Task data Block Start

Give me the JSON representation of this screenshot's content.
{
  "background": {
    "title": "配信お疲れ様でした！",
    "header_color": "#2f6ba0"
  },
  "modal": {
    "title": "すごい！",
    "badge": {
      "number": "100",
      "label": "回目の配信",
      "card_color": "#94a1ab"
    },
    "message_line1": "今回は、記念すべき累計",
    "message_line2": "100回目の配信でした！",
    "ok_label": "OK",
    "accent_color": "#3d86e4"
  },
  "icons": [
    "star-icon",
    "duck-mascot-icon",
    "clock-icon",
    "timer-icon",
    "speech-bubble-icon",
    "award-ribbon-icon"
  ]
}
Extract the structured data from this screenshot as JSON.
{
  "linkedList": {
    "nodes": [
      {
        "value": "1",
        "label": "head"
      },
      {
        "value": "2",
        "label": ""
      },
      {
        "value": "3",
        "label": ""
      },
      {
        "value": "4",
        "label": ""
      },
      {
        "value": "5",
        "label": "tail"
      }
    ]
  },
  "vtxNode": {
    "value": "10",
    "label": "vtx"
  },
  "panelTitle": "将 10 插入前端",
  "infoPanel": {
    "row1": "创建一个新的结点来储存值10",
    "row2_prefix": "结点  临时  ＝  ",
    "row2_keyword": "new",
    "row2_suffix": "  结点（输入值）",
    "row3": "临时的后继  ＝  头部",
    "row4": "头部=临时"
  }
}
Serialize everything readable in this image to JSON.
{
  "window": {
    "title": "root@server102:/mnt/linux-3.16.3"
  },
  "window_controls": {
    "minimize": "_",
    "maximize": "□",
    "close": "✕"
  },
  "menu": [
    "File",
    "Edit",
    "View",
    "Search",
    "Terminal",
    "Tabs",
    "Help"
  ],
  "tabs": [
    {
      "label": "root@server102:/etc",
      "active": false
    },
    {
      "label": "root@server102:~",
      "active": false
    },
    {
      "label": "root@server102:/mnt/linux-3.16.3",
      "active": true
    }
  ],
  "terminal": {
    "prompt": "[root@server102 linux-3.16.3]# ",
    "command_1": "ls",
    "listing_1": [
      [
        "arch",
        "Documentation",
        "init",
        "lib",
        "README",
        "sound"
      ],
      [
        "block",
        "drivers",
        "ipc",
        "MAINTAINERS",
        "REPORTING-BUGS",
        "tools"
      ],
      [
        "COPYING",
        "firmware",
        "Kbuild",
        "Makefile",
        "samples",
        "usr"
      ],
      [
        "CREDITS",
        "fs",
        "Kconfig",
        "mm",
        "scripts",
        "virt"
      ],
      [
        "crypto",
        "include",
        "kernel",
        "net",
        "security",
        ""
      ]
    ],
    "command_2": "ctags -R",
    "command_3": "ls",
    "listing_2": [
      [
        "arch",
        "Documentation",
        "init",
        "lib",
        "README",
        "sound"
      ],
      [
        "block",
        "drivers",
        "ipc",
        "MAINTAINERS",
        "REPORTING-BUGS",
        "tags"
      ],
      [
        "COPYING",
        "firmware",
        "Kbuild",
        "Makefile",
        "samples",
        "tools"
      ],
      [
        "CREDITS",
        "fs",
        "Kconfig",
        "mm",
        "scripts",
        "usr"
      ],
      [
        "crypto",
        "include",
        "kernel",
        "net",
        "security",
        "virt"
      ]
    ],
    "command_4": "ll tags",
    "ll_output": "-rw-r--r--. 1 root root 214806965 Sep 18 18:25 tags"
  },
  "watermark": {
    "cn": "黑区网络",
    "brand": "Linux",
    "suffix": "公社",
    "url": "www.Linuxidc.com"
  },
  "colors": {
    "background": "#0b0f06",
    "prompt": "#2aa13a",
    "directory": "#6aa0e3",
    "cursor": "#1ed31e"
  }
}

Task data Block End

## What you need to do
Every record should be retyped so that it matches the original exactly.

## Result
Give me the JSON representation of this screenshot's content.
{
  "background": {
    "title": "配信お疲れ様でした！",
    "header_color": "#2f6ba0"
  },
  "modal": {
    "title": "すごい！",
    "badge": {
      "number": "100",
      "label": "回目の配信",
      "card_color": "#94a1ab"
    },
    "message_line1": "今回は、記念すべき累計",
    "message_line2": "100回目の配信でした！",
    "ok_label": "OK",
    "accent_color": "#3d86e4"
  },
  "icons": [
    "star-icon",
    "duck-mascot-icon",
    "clock-icon",
    "timer-icon",
    "speech-bubble-icon",
    "award-ribbon-icon"
  ]
}
Extract the structured data from this screenshot as JSON.
{
  "linkedList": {
    "nodes": [
      {
        "value": "1",
        "label": "head"
      },
      {
        "value": "2",
        "label": ""
      },
      {
        "value": "3",
        "label": ""
      },
      {
        "value": "4",
        "label": ""
      },
      {
        "value": "5",
        "label": "tail"
      }
    ]
  },
  "vtxNode": {
    "value": "10",
    "label": "vtx"
  },
  "panelTitle": "将 10 插入前端",
  "infoPanel": {
    "row1": "创建一个新的结点来储存值10",
    "row2_prefix": "结点  临时  ＝  ",
    "row2_keyword": "new",
    "row2_suffix": "  结点（输入值）",
    "row3": "临时的后继  ＝  头部",
    "row4": "头部=临时"
  }
}
Serialize everything readable in this image to JSON.
{
  "window": {
    "title": "root@server102:/mnt/linux-3.16.3"
  },
  "window_controls": {
    "minimize": "_",
    "maximize": "□",
    "close": "✕"
  },
  "menu": [
    "File",
    "Edit",
    "View",
    "Search",
    "Terminal",
    "Tabs",
    "Help"
  ],
  "tabs": [
    {
      "label": "root@server102:/etc",
      "active": false
    },
    {
      "label": "root@server102:~",
      "active": false
    },
    {
      "label": "root@server102:/mnt/linux-3.16.3",
      "active": true
    }
  ],
  "terminal": {
    "prompt": "[root@server102 linux-3.16.3]# ",
    "command_1": "ls",
    "listing_1": [
      [
        "arch",
        "Documentation",
        "init",
        "lib",
        "README",
        "sound"
      ],
      [
        "block",
        "drivers",
        "ipc",
        "MAINTAINERS",
        "REPORTING-BUGS",
        "tools"
      ],
      [
        "COPYING",
        "firmware",
        "Kbuild",
        "Makefile",
        "samples",
        "usr"
      ],
      [
        "CREDITS",
        "fs",
        "Kconfig",
        "mm",
        "scripts",
        "virt"
      ],
      [
        "crypto",
        "include",
        "kernel",
        "net",
        "security",
        ""
      ]
    ],
    "command_2": "ctags -R",
    "command_3": "ls",
    "listing_2": [
      [
        "arch",
        "Documentation",
        "init",
        "lib",
        "README",
        "sound"
      ],
      [
        "block",
        "drivers",
        "ipc",
        "MAINTAINERS",
        "REPORTING-BUGS",
        "tags"
      ],
      [
        "COPYING",
        "firmware",
        "Kbuild",
        "Makefile",
        "samples",
        "tools"
      ],
      [
        "CREDITS",
        "fs",
        "Kconfig",
        "mm",
        "scripts",
        "usr"
      ],
      [
        "crypto",
        "include",
        "kernel",
        "net",
        "security",
        "virt"
      ]
    ],
    "command_4": "ll tags",
    "ll_output": "-rw-r--r--. 1 root root 214806965 Sep 18 18:25 tags"
  },
  "watermark": {
    "cn": "黑区网络",
    "brand": "Linux",
    "suffix": "公社",
    "url": "www.Linuxidc.com"
  },
  "colors": {
    "background": "#0b0f06",
    "prompt": "#2aa13a",
    "directory": "#6aa0e3",
    "cursor": "#1ed31e"
  }
}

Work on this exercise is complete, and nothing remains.